--- START ---

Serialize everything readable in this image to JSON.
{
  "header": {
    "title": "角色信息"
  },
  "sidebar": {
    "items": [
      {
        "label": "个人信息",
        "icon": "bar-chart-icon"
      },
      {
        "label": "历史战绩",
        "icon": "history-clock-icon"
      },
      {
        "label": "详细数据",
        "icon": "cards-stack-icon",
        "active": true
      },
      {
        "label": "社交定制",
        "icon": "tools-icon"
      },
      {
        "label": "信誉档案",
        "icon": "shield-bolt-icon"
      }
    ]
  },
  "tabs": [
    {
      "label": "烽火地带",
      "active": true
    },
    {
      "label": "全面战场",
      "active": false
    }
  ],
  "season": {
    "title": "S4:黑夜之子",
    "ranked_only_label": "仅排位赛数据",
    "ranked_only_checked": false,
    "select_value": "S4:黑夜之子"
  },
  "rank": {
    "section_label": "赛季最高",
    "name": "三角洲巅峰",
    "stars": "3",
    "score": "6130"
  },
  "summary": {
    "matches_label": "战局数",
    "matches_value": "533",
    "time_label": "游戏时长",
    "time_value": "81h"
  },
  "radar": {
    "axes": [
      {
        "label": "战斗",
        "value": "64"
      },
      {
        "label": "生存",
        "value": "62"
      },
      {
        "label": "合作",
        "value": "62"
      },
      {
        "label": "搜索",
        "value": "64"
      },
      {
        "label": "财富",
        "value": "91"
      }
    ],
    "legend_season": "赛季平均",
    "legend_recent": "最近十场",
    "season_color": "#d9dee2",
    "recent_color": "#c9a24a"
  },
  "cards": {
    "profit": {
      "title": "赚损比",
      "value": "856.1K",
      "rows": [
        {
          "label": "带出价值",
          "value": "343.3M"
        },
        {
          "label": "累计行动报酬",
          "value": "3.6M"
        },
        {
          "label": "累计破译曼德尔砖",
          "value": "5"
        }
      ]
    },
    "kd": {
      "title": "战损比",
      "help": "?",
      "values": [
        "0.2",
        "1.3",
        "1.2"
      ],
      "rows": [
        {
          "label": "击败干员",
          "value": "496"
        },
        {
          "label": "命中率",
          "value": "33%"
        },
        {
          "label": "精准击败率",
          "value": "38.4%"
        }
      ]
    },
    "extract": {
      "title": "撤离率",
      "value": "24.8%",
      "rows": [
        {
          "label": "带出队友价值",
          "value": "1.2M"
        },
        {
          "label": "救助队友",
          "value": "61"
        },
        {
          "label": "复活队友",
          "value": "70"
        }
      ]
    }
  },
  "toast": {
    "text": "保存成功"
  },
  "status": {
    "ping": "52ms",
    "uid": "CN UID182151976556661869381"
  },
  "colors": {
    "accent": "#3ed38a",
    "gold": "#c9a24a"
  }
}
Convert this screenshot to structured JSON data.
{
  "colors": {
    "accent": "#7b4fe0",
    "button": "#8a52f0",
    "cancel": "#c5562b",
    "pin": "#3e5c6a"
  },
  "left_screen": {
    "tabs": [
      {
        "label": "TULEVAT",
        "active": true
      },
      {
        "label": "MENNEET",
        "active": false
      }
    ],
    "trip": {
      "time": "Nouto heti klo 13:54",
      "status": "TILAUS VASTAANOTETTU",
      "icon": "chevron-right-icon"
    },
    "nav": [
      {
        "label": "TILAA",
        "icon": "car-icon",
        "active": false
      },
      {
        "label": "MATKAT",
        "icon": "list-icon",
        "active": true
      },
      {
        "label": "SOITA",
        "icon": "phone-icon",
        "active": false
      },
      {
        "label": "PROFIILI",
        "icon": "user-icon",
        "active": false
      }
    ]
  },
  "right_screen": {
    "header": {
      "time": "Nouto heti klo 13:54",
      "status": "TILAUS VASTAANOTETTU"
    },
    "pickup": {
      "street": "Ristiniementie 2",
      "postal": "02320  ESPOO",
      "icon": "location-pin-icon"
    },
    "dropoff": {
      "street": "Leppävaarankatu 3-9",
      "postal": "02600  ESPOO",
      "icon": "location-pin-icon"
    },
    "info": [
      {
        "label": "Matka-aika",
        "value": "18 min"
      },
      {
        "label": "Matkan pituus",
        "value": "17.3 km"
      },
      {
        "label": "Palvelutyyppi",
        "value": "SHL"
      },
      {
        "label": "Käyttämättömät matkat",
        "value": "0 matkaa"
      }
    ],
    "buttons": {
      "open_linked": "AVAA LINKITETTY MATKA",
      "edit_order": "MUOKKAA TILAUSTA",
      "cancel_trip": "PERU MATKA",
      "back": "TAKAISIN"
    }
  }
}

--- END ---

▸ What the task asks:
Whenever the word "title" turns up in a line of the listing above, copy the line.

▸ Solved problem:
    "title": "角色信息"
    "title": "S4:黑夜之子",
      "title": "赚损比",
      "title": "战损比",
      "title": "撤离率",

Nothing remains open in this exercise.